Whose Fault is a Drug Addiction? Parents or Individuals?
Not long ago I was conducting a therapy group at Sunrise Detox when a client shared about how bad he is, how he just can’t forgive himself, and that his addiction is all his fault. When I assured him that the disease is not his fault, another group member raised her hand and insisted that her disease is actually her parents’ fault. Again, I replied that her disease is not her parents’ fault.
I replied that no one is to blame for addiction. As is the case with diabetes and similar diseases, we are not responsible for having become addicted; we are only responsible for our recovery. Well, that set off a firestorm of controversy, and a great discussion. The questions flew! “Then whose fault is it,” blurted yet another member of the group.
“How can this not be my fault when I’m the one who picks up the drink/drug?”
“My parents make me so mad I just have to use…I can’t help it! How is that not their fault?”
“I’m an alcoholic and now my oldest son is an alcoholic too. He got this from me and I feel terrible about it.”

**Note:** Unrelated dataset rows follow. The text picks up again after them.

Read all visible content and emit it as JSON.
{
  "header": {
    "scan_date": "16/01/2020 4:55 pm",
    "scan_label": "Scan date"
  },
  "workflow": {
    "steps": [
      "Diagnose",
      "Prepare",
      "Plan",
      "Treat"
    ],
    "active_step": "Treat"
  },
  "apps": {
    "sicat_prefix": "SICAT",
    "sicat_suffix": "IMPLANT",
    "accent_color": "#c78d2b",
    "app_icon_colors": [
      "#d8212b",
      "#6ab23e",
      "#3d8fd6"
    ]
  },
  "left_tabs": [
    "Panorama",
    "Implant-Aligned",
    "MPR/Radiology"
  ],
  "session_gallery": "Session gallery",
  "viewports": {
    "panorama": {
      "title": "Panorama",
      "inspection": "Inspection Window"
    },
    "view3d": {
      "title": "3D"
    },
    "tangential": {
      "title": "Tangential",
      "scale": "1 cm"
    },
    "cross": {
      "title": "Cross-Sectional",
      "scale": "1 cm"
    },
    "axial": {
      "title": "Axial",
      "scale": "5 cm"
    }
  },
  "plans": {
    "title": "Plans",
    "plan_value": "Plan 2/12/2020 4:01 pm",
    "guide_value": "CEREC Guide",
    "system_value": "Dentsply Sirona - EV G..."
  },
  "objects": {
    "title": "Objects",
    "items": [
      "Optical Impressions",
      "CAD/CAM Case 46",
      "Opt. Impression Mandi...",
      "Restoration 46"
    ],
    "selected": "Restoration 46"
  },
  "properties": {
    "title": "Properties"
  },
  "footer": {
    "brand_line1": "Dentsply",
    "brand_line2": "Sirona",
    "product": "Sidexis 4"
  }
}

Sometimes We Feel the Need to Assign Blame
Considering the devastation that addiction causes in the life of a person, a family, even a community, it’s easy to see why there’s a desire to place blame. If it’s not someone’s fault, we feel even more out of control. Humans hate not knowing the “why” of things, and if we don’t get good answers we make up our own. I love it when these questions and comments come up, because I get to give people good news.
We are, I remind the group, accountable for our behavior, in or out of active addiction. Our addictive behavior affects other people, so when the time comes, the right thing for us to do is to make amends: to the best of our ability fix or make right the damage we have done to others. We are accountable, even though we were not in our right minds when we did the damage.
Is Addiction a Disease?
We are not responsible, however, for having the medical condition that caused us to act as we did. Although we may have made some unwise choices along the way, not one of us set out to devastate our lives by becoming an addict. Social, psychological, neurological and genetic factors combined to make what was, at first, a pleasant experience into a perpetual nightmare. We did not choose for that to happen, and would certainly not have done what we did if we had any idea of the real consequences. We are, perhaps, guilty of bad judgement. But we are not guilty of addiction.
Responsibility for an Addiction is Not The Same as Responsibility for Recovery
A parent who may feel guilty for passing the gene along needs to know that we have no more control over our offspring’s addiction than over the color of their eyes. The only control that we have regarding a child’s addiction from this day on is to be an honest example of recovery, a model of living in the solution and of finding happiness without substances.
We Are Responsible for Our Recovery
Just as we are not guilty of our own addiction and have no control over the addictions of others, others have no control over our addiction. We can remain solid in our recovery even if we are stressed, enraged, wounded, or feel uncomfortable about the behavior of someone else. However, we may find that distancing ourselves from people who trigger those emotions is beneficial for us, especially early on. That makes it easier to disentangle our emotions from theirs, strengthen our recovery, and develop some healthy boundaries. No matter what anyone else does, our recovery is our own responsibility.
Addiction— whether our own or that of others — is nobody’s fault. Sometimes stuff just happens, and no one is to blame.